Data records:

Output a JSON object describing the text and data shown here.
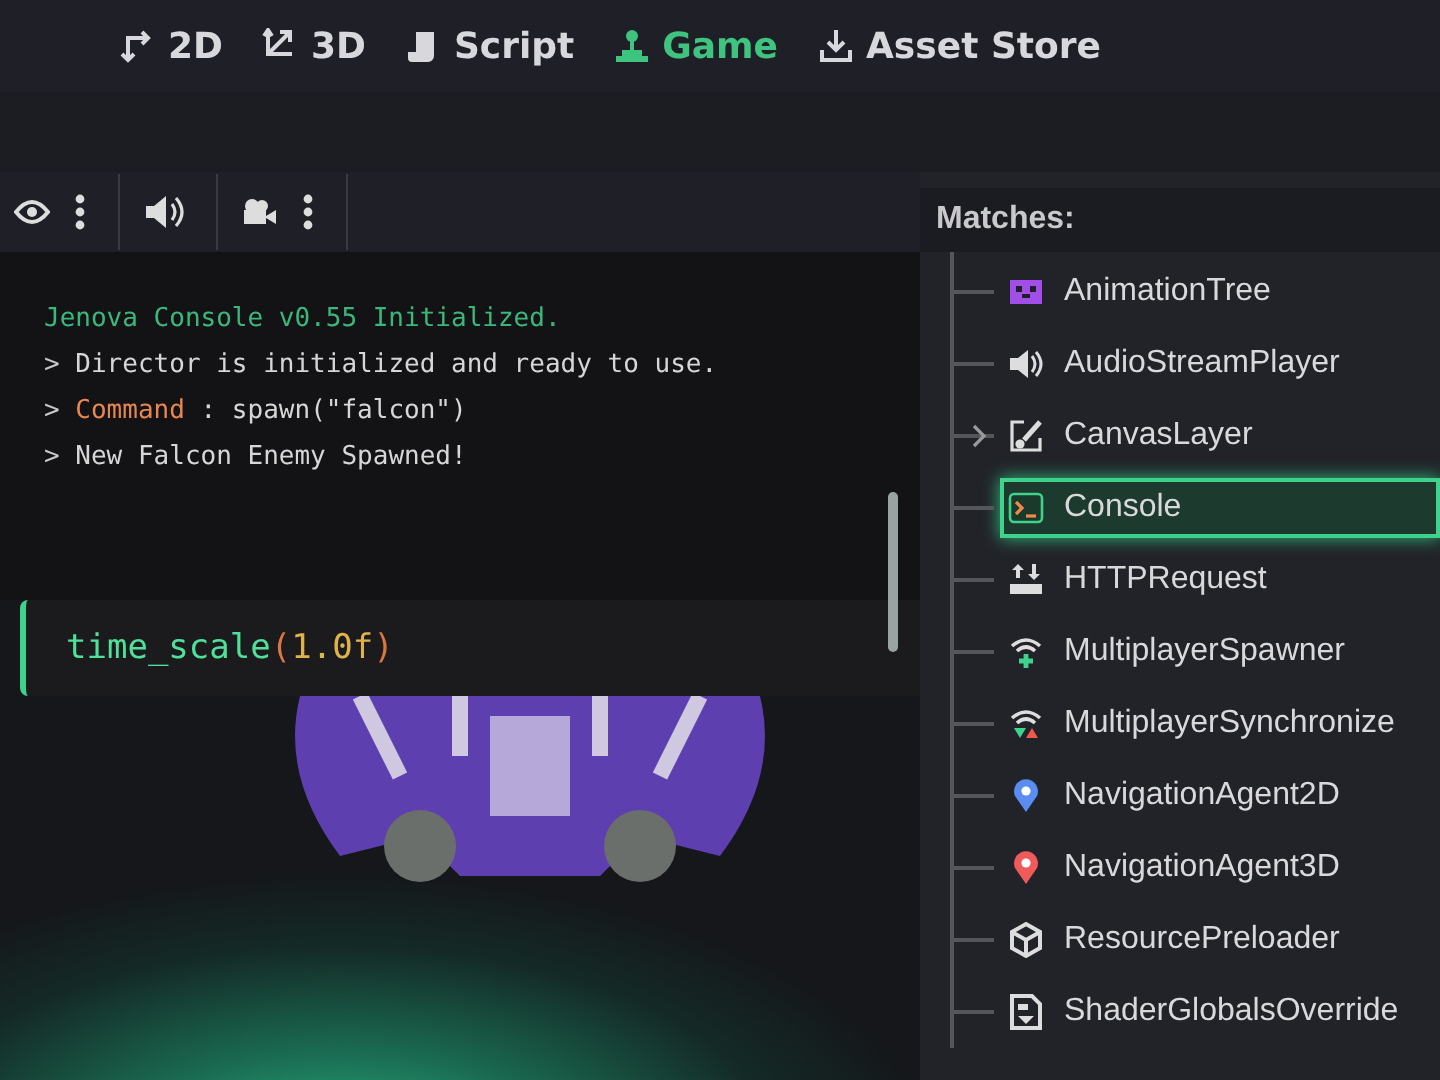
{
  "tabs": [
    {
      "label": "2D",
      "kind": "flat",
      "selected": false
    },
    {
      "label": "3D",
      "kind": "space",
      "selected": false
    },
    {
      "label": "Script",
      "kind": "script",
      "selected": false
    },
    {
      "label": "Game",
      "kind": "game",
      "selected": true
    },
    {
      "label": "Asset Store",
      "kind": "download",
      "selected": false
    }
  ],
  "toolbar": [
    {
      "kind": "eye"
    },
    {
      "kind": "more"
    },
    {
      "kind": "divider"
    },
    {
      "kind": "speaker"
    },
    {
      "kind": "divider"
    },
    {
      "kind": "camera"
    },
    {
      "kind": "more"
    },
    {
      "kind": "divider"
    }
  ],
  "console": {
    "lines": [
      {
        "parts": [
          {
            "kind": "header",
            "text": "Jenova Console v0.55 Initialized."
          }
        ]
      },
      {
        "parts": [
          {
            "kind": "prompt",
            "text": ">"
          },
          {
            "kind": "plain",
            "text": "Director is initialized and ready to use."
          }
        ]
      },
      {
        "parts": [
          {
            "kind": "prompt",
            "text": ">"
          },
          {
            "kind": "keyword",
            "text": "Command"
          },
          {
            "kind": "plain",
            "text": ": spawn(\"falcon\")"
          }
        ]
      },
      {
        "parts": [
          {
            "kind": "prompt",
            "text": ">"
          },
          {
            "kind": "plain",
            "text": "New Falcon Enemy Spawned!"
          }
        ]
      }
    ],
    "input": [
      {
        "kind": "function",
        "text": "time_scale"
      },
      {
        "kind": "paren",
        "text": "("
      },
      {
        "kind": "number",
        "text": "1.0f"
      },
      {
        "kind": "paren",
        "text": ")"
      }
    ]
  },
  "matches": {
    "title": "Matches:",
    "items": [
      {
        "label": "AnimationTree",
        "kind": "animtree",
        "expandable": false,
        "selected": false
      },
      {
        "label": "AudioStreamPlayer",
        "kind": "speaker",
        "expandable": false,
        "selected": false
      },
      {
        "label": "CanvasLayer",
        "kind": "canvas",
        "expandable": true,
        "selected": false
      },
      {
        "label": "Console",
        "kind": "console",
        "expandable": false,
        "selected": true
      },
      {
        "label": "HTTPRequest",
        "kind": "http",
        "expandable": false,
        "selected": false
      },
      {
        "label": "MultiplayerSpawner",
        "kind": "wifiplus",
        "expandable": false,
        "selected": false
      },
      {
        "label": "MultiplayerSynchronize",
        "kind": "wifisync",
        "expandable": false,
        "selected": false
      },
      {
        "label": "NavigationAgent2D",
        "kind": "bluepin",
        "expandable": false,
        "selected": false
      },
      {
        "label": "NavigationAgent3D",
        "kind": "redpin",
        "expandable": false,
        "selected": false
      },
      {
        "label": "ResourcePreloader",
        "kind": "cube",
        "expandable": false,
        "selected": false
      },
      {
        "label": "ShaderGlobalsOverride",
        "kind": "doc",
        "expandable": false,
        "selected": false
      }
    ]
  }
}
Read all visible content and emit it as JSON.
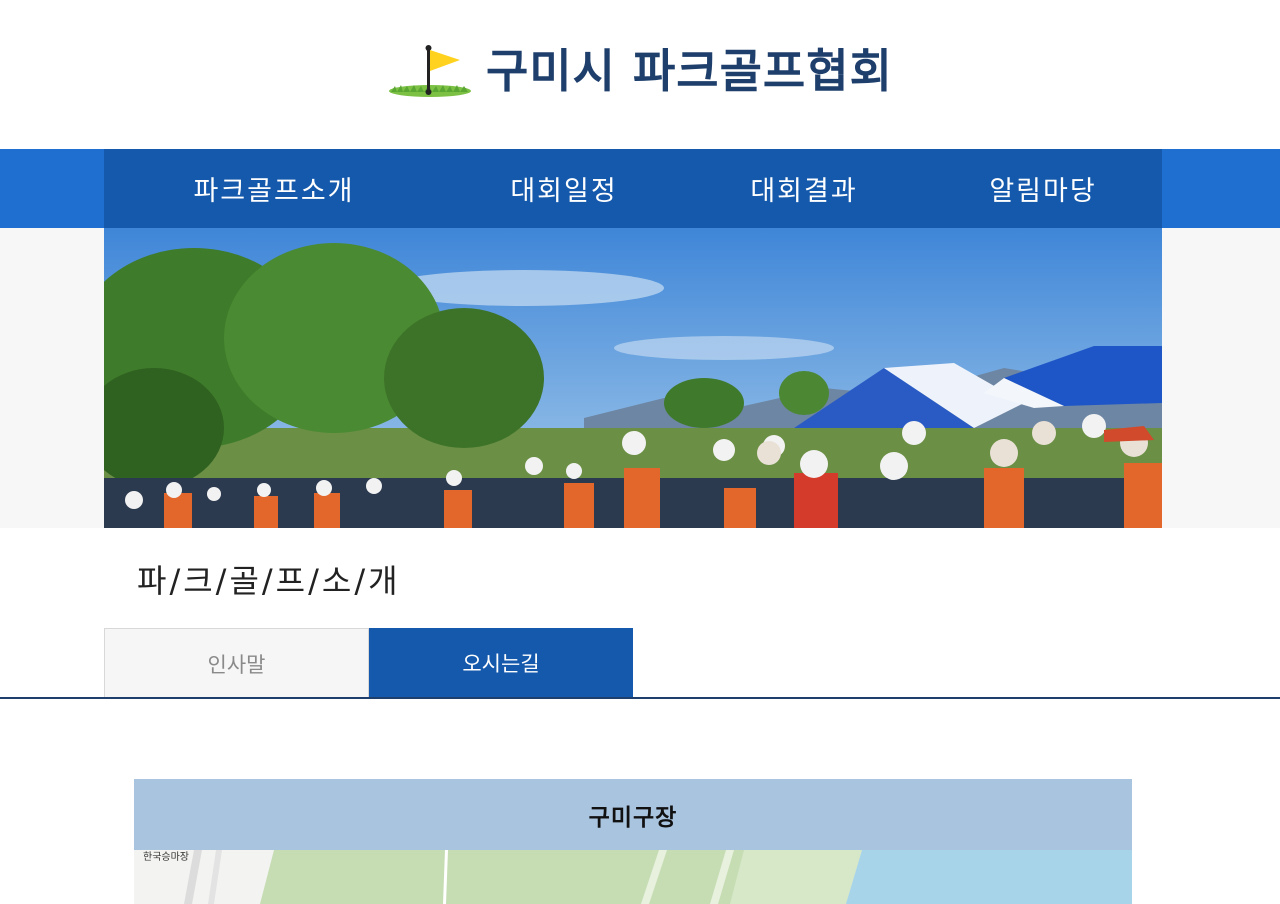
{
  "header": {
    "logo_icon": "golf-flag-icon",
    "title": "구미시 파크골프협회"
  },
  "nav": {
    "items": [
      {
        "label": "파크골프소개"
      },
      {
        "label": "대회일정"
      },
      {
        "label": "대회결과"
      },
      {
        "label": "알림마당"
      }
    ]
  },
  "section": {
    "title": "파/크/골/프/소/개"
  },
  "tabs": [
    {
      "label": "인사말",
      "active": false
    },
    {
      "label": "오시는길",
      "active": true
    }
  ],
  "map": {
    "heading": "구미구장",
    "place_label": "한국승마장"
  },
  "colors": {
    "title": "#1e3f6c",
    "nav_band": "#1f6fd0",
    "nav_inner": "#1459ac",
    "map_header": "#a9c4df"
  }
}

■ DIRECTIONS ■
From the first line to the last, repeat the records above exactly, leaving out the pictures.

■ ANSWER TO THIS TASK ■
Output a JSON object describing the text and data shown here.
{
  "tabs": [
    {
      "label": "2D",
      "kind": "flat",
      "selected": false
    },
    {
      "label": "3D",
      "kind": "space",
      "selected": false
    },
    {
      "label": "Script",
      "kind": "script",
      "selected": false
    },
    {
      "label": "Game",
      "kind": "game",
      "selected": true
    },
    {
      "label": "Asset Store",
      "kind": "download",
      "selected": false
    }
  ],
  "toolbar": [
    {
      "kind": "eye"
    },
    {
      "kind": "more"
    },
    {
      "kind": "divider"
    },
    {
      "kind": "speaker"
    },
    {
      "kind": "divider"
    },
    {
      "kind": "camera"
    },
    {
      "kind": "more"
    },
    {
      "kind": "divider"
    }
  ],
  "console": {
    "lines": [
      {
        "parts": [
          {
            "kind": "header",
            "text": "Jenova Console v0.55 Initialized."
          }
        ]
      },
      {
        "parts": [
          {
            "kind": "prompt",
            "text": ">"
          },
          {
            "kind": "plain",
            "text": "Director is initialized and ready to use."
          }
        ]
      },
      {
        "parts": [
          {
            "kind": "prompt",
            "text": ">"
          },
          {
            "kind": "keyword",
            "text": "Command"
          },
          {
            "kind": "plain",
            "text": ": spawn(\"falcon\")"
          }
        ]
      },
      {
        "parts": [
          {
            "kind": "prompt",
            "text": ">"
          },
          {
            "kind": "plain",
            "text": "New Falcon Enemy Spawned!"
          }
        ]
      }
    ],
    "input": [
      {
        "kind": "function",
        "text": "time_scale"
      },
      {
        "kind": "paren",
        "text": "("
      },
      {
        "kind": "number",
        "text": "1.0f"
      },
      {
        "kind": "paren",
        "text": ")"
      }
    ]
  },
  "matches": {
    "title": "Matches:",
    "items": [
      {
        "label": "AnimationTree",
        "kind": "animtree",
        "expandable": false,
        "selected": false
      },
      {
        "label": "AudioStreamPlayer",
        "kind": "speaker",
        "expandable": false,
        "selected": false
      },
      {
        "label": "CanvasLayer",
        "kind": "canvas",
        "expandable": true,
        "selected": false
      },
      {
        "label": "Console",
        "kind": "console",
        "expandable": false,
        "selected": true
      },
      {
        "label": "HTTPRequest",
        "kind": "http",
        "expandable": false,
        "selected": false
      },
      {
        "label": "MultiplayerSpawner",
        "kind": "wifiplus",
        "expandable": false,
        "selected": false
      },
      {
        "label": "MultiplayerSynchronize",
        "kind": "wifisync",
        "expandable": false,
        "selected": false
      },
      {
        "label": "NavigationAgent2D",
        "kind": "bluepin",
        "expandable": false,
        "selected": false
      },
      {
        "label": "NavigationAgent3D",
        "kind": "redpin",
        "expandable": false,
        "selected": false
      },
      {
        "label": "ResourcePreloader",
        "kind": "cube",
        "expandable": false,
        "selected": false
      },
      {
        "label": "ShaderGlobalsOverride",
        "kind": "doc",
        "expandable": false,
        "selected": false
      }
    ]
  }
}
Read all visible content and emit it as JSON.
{
  "header": {
    "logo_icon": "golf-flag-icon",
    "title": "구미시 파크골프협회"
  },
  "nav": {
    "items": [
      {
        "label": "파크골프소개"
      },
      {
        "label": "대회일정"
      },
      {
        "label": "대회결과"
      },
      {
        "label": "알림마당"
      }
    ]
  },
  "section": {
    "title": "파/크/골/프/소/개"
  },
  "tabs": [
    {
      "label": "인사말",
      "active": false
    },
    {
      "label": "오시는길",
      "active": true
    }
  ],
  "map": {
    "heading": "구미구장",
    "place_label": "한국승마장"
  },
  "colors": {
    "title": "#1e3f6c",
    "nav_band": "#1f6fd0",
    "nav_inner": "#1459ac",
    "map_header": "#a9c4df"
  }
}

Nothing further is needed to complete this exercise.